As I mentioned early in my history on Tedium, I had a friend who created something that still blows my mind: A 40-string behemoth that hit somewhere between a guitar, harp, and Chapman Stick. The Stringstation, as Jim Bartz calls it, is still one of the wildest things I’ve ever seen.
Well, anyway, at one point, I offered to collaborate with him on some design stuff—flyers for his shows, things like that. This was around the time that PowerPC Macs were pretty big. He had a lot of creative assets already built, including a logo and a lot of artistic elements that played with lens flare.
This was cool, and worked for him. Unfortunately, I was knee-deep in newspapers and design at the time, and I had a much more formal approach to design instilled in me by both professors and my job.
Thinking in terms of what I learned in my design classes and what that Robin Williams book said, I recoiled in horror at the fact that the typography was stretched and morphed in Photoshop, rather than allowing the integrity of the type to stay straight.
And it got our discussion about design off track. I was focused on formalities, he on the work he had already been doing that he had been successful with. It wasn’t enough to ruin the friendship or anything like that, but more that an incompatibility in our respective ways of thinking surfaced.
In the end, I can look back 15 years and say that I had the wrong mindset about it. It wasn’t “wrong,” it was what Jim wanted, his vision for the thing he created.
When it comes to design and creativity, ultimately there may be rules, but nothing is truly “wrong.”
I can’t say for sure what I was exactly thinking when I let my desire for formalities get in the way of helping my friend, but I think that a little bit of age and perspective has taught me a bit about why my thinking about design, at least in that moment, wasn’t very helpful. The school of thought instilled in me by that book from designer Robin Williams (again, no relation) has its place.
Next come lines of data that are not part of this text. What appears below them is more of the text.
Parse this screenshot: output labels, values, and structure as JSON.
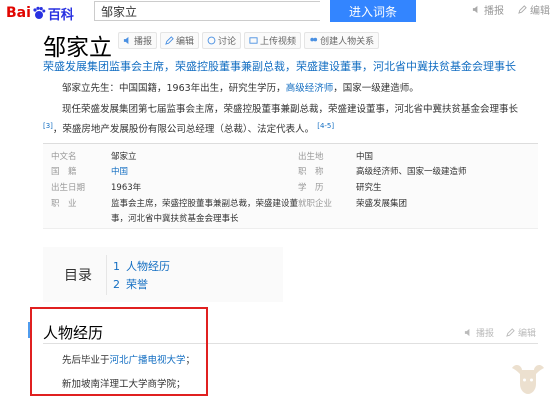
{
  "header": {
    "logo_bai": "Bai",
    "logo_baike": "百科",
    "search_value": "邹家立",
    "search_button": "进入词条",
    "actions": [
      "播报",
      "编辑"
    ]
  },
  "entry": {
    "title": "邹家立",
    "tools": [
      "播报",
      "编辑",
      "讨论",
      "上传视频",
      "创建人物关系"
    ],
    "subtitle": "荣盛发展集团监事会主席，荣盛控股董事兼副总裁，荣盛建设董事，河北省中冀扶贫基金会理事长",
    "para1_prefix": "邹家立先生：中国国籍，1963年出生，研究生学历，",
    "para1_link": "高级经济师",
    "para1_suffix": "，国家一级建造师。",
    "para2_text": "现任荣盛发展集团第七届监事会主席，荣盛控股董事兼副总裁，荣盛建设董事，河北省中冀扶贫基金会理事长",
    "para2_ref1": "[3]",
    "para2_text2": "，荣盛房地产发展股份有限公司总经理（总裁）、法定代表人。",
    "para2_ref2": "[4-5]"
  },
  "infobox": {
    "left": [
      {
        "label": "中文名",
        "value": "邹家立"
      },
      {
        "label": "国　籍",
        "value": "中国"
      },
      {
        "label": "出生日期",
        "value": "1963年"
      },
      {
        "label": "职　业",
        "value": "监事会主席，荣盛控股董事兼副总裁，荣盛建设董",
        "value2": "事，河北省中冀扶贫基金会理事长"
      }
    ],
    "right": [
      {
        "label": "出生地",
        "value": "中国"
      },
      {
        "label": "职　称",
        "value": "高级经济师、国家一级建造师"
      },
      {
        "label": "学　历",
        "value": "研究生"
      },
      {
        "label": "就职企业",
        "value": "荣盛发展集团"
      }
    ]
  },
  "catalog": {
    "title": "目录",
    "items": [
      {
        "num": "1",
        "label": "人物经历"
      },
      {
        "num": "2",
        "label": "荣誉"
      }
    ]
  },
  "section": {
    "title": "人物经历",
    "tools": [
      "播报",
      "编辑"
    ],
    "line1_prefix": "先后毕业于",
    "line1_link": "河北广播电视大学",
    "line1_suffix": "；",
    "line2": "新加坡南洋理工大学商学院；"
  }
}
But sometimes, those dusty rules just get in the way.
So what if the type on his logo was stretched and layered with extra design stuff in Photoshop, getting away from the it-must-look-good-at-all-sizes approach to logo design? It worked for his needs.
Rules have a time and place, and “doing things wrong” is just a matter of your opinion, man.